The advice turned out to be 100 percent correct. Honey bees are docile and gentle creatures. To my surprise (and delight), I made it through my entire first season without receiving a single sting. In the decades that I’ve been keeping bees, not a single member of my family, not a single visitor to my home, and not a single neighbor has ever been stung by one of my honey bees.

By the way, bees sting — they don’t bite. Honey bees use their stinger only as a last resort to defend the colony. After all, they die after stinging. When bees are away from the hive (while they’re collecting nectar and pollen) defending the colony is no longer a priority, so they’re as gentle as lambs out in the field.

Do I ever get stung? Sure. But usually not more than three or four times a year. In every case, the stings I take are a result of my own carelessness. I’m rushing, taking short cuts, or am inattentive to their mood — all things that I shouldn’t do. That sloppiness is merely the result of becoming so comfortable with my bees that I am not as diligent as I should be. The secret to avoiding stings is your technique and demeanor.

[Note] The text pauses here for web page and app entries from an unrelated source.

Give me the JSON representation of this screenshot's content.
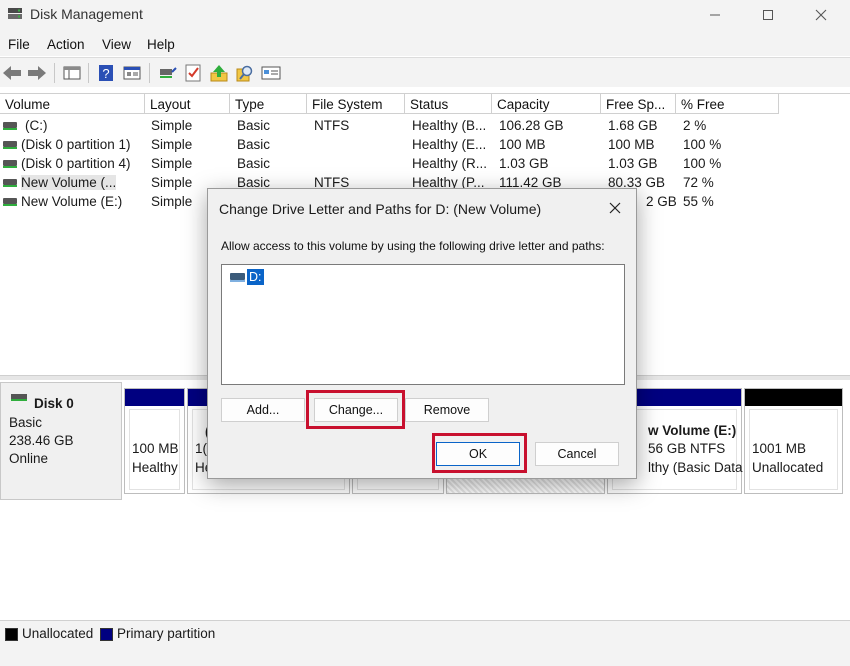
{
  "window": {
    "title": "Disk Management",
    "minimize_label": "",
    "maximize_label": "",
    "close_label": ""
  },
  "menu": [
    "File",
    "Action",
    "View",
    "Help"
  ],
  "toolbar_icons": [
    "back-icon",
    "forward-icon",
    "disk-list-icon",
    "help-icon",
    "properties-icon",
    "connect-icon",
    "checklist-icon",
    "up-icon",
    "search-icon",
    "display-icon"
  ],
  "columns": [
    "Volume",
    "Layout",
    "Type",
    "File System",
    "Status",
    "Capacity",
    "Free Sp...",
    "% Free"
  ],
  "volumes": [
    {
      "volume": "(C:)",
      "layout": "Simple",
      "type": "Basic",
      "fs": "NTFS",
      "status": "Healthy (B...",
      "capacity": "106.28 GB",
      "free": "1.68 GB",
      "pct": "2 %"
    },
    {
      "volume": "(Disk 0 partition 1)",
      "layout": "Simple",
      "type": "Basic",
      "fs": "",
      "status": "Healthy (E...",
      "capacity": "100 MB",
      "free": "100 MB",
      "pct": "100 %"
    },
    {
      "volume": "(Disk 0 partition 4)",
      "layout": "Simple",
      "type": "Basic",
      "fs": "",
      "status": "Healthy (R...",
      "capacity": "1.03 GB",
      "free": "1.03 GB",
      "pct": "100 %"
    },
    {
      "volume": "New Volume (...",
      "layout": "Simple",
      "type": "Basic",
      "fs": "NTFS",
      "status": "Healthy (P...",
      "capacity": "111.42 GB",
      "free": "80.33 GB",
      "pct": "72 %"
    },
    {
      "volume": "New Volume (E:)",
      "layout": "Simple",
      "type": "",
      "fs": "",
      "status": "",
      "capacity": "",
      "free": "2 GB",
      "pct": "55 %"
    }
  ],
  "disk": {
    "name": "Disk 0",
    "type": "Basic",
    "size": "238.46 GB",
    "state": "Online"
  },
  "partitions": {
    "p1": {
      "line1": "100 MB",
      "line2": "Healthy"
    },
    "p2": {
      "line1": "1(",
      "line2": "He"
    },
    "p3": {
      "line1": "(",
      "line2": ""
    },
    "e": {
      "line1": "w Volume  (E:)",
      "line2": "56 GB NTFS",
      "line3": "lthy (Basic Data"
    },
    "unalloc": {
      "line1": "1001 MB",
      "line2": "Unallocated"
    }
  },
  "legend": [
    {
      "label": "Unallocated",
      "color": "#000000"
    },
    {
      "label": "Primary partition",
      "color": "#000080"
    }
  ],
  "colors": {
    "primary": "#000080",
    "unallocated": "#000000",
    "highlight": "#c8102e",
    "selection": "#0a64c8"
  },
  "dialog": {
    "title": "Change Drive Letter and Paths for D: (New Volume)",
    "description": "Allow access to this volume by using the following drive letter and paths:",
    "paths": [
      "D:"
    ],
    "add_label": "Add...",
    "change_label": "Change...",
    "remove_label": "Remove",
    "ok_label": "OK",
    "cancel_label": "Cancel"
  }
}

Here are some helpful tips for avoiding stings:

Always wear a veil and use your smoker when visiting your hive.

Inspect your bees during pleasant daytime weather. Try to use the hours between 10 a.m. and 5 p.m. That’s when most of the bees are out working, and fewer bees are at home. Don’t open up the hive at night, during bad weather, or if a thunderstorm is brewing.

Don’t rush. Take your time and move calmly. Sudden movements are a no-no.

Get a good grip on frames. If you drop a frame of bees, you’ll have a memorable story to tell.

Never swat at bees. Become accustomed to them crawling on your hands and clothing. They’re just exploring. Bees can be gently pushed aside if necessary.

When woodenware is stuck together with propolis, don’t snap it apart with a loud “crack.” The bees go on full alert when they feel sudden vibrations.

Never leave sugar syrup or honey in open containers near the hive. Doing so can excite bees into a frenzy, and you may find yourself in the middle of it. It can also set off robbing — an unwelcome situation in which bees from other colonies attack your bees, robbing them of their honey. In Chapter 9 you’ll find instructions on how to avoid robbing, and what to do when it happens.

Keep yourself and bee clothing laundered. Bees don’t like bad body odor. If you like to eat garlic, avoid indulging right before visiting your bees. Chapter 6 has some handy hygiene hints.

Wear light-colored clothing. Bees don’t seem to like dark colors.